- Cumulative revenue for league’s 30 teams down nearly 10% to US$8.3bn
The study put the total value of the Knicks at US$5.42 billion, of which US$1 billion came from team-related businesses and real estate, with the remainder coming from team value.
Though missing out on overall top sport, the Warriors did post the highest revenue for 2019/20 with US$434 million, a year-on-year (YoY) fall of two per cent. On this front, the Knicks and Lakers were second and third, bringing in US$428 million and US$418 million respectively, both down nine per cent YoY.

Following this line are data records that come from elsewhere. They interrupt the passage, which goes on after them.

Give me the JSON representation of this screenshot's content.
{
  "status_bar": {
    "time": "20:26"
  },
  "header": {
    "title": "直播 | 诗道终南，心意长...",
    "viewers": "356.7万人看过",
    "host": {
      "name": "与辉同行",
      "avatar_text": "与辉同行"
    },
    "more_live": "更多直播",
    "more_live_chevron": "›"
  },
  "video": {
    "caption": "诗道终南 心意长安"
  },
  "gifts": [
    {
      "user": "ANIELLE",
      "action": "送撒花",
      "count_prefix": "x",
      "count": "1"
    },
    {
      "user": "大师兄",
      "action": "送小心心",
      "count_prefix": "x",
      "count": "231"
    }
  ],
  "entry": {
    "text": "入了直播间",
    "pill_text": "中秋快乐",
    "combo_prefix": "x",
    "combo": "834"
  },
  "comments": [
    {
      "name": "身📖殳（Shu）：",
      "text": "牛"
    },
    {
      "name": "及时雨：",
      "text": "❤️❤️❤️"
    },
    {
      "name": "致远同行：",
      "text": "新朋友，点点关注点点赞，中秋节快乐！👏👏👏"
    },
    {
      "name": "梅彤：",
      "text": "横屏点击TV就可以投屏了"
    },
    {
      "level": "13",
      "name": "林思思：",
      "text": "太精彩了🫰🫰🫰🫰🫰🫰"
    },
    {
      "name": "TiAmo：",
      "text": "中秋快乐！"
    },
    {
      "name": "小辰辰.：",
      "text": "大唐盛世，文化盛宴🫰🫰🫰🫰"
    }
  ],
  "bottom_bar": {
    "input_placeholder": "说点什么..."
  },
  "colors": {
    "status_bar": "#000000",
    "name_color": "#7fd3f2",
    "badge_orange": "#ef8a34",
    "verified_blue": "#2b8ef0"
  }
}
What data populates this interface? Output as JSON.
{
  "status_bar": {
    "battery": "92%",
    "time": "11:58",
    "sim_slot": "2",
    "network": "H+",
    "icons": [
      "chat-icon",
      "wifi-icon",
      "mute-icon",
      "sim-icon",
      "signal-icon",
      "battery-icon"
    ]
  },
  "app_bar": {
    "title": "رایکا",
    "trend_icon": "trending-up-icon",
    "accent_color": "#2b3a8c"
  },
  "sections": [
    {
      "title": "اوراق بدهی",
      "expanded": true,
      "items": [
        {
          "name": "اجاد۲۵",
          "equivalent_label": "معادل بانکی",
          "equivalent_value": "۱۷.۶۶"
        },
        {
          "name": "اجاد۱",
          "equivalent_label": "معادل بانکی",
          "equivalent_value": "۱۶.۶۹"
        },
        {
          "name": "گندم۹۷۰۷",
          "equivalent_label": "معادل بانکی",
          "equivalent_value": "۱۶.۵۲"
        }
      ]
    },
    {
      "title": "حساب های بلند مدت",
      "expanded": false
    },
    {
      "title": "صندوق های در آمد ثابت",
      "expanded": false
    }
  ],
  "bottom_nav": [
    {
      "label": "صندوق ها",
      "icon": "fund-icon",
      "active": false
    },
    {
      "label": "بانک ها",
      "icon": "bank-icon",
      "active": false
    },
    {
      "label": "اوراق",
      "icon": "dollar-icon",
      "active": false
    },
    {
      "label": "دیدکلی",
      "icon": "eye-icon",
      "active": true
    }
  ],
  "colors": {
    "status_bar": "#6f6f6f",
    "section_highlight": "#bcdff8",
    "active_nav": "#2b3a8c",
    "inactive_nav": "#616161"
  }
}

From a percentage standpoint, the 2019/20 NBA champions the Toronto Raptors suffered the biggest revenue drop, falling 14 per cent from US$341 million to US$292 million YoY. Cumulative revenue for the North American basketball league’s 30 teams was US$8.3 billion, down by nearly ten per cent from the previous campaign, which was not affected by Covid-19.
Despite this, national revenues, which came predominantly from the NBA’s broadcast and sponsorship deals, as well as its licensing programme, dropped only two per cent. This was mainly thanks to the league managing to complete its season, doing so in a bubble environment at Orlando’s Walt Disney World.
The data compiled by Sportico shows that the average NBA franchise is worth nearly US$2.4 billion. This is down two per cent as a direct result of Covid-19. Collectively, the fair-market value of the league’s 30 teams, including ownership’s stakes in real estate, regional sports networks and additional team-related holdings, is more than US$71 billion.
With the Knicks, Warriors and Lakers all topping US$5 billion in value, this gives them a greater fair-market value than any National Football League (NFL) team, except for the Dallas Cowboys at US$6.43 billion, based on Sportico’s football team valuations released last August.
Despite dreadful form on the court, including posting a losing record over 16 of the last 19 seasons, the Knicks still continue to strike lucrative commercial contracts, drawing on their enticing New York location.
“They’ve sold naming rights without giving up the name,” a sports banker told Sportico, on the condition of anonymity, referring to a deal where JPMorgan Chase & Co sponsors specific portions of the Knick’s Madison Square Garden home arena.
Such a deal is an example of how the venue’s two-year, US$1 billion renovation, which finished in 2013, continues to draw on New York’s rich corporate base to maximise revenue.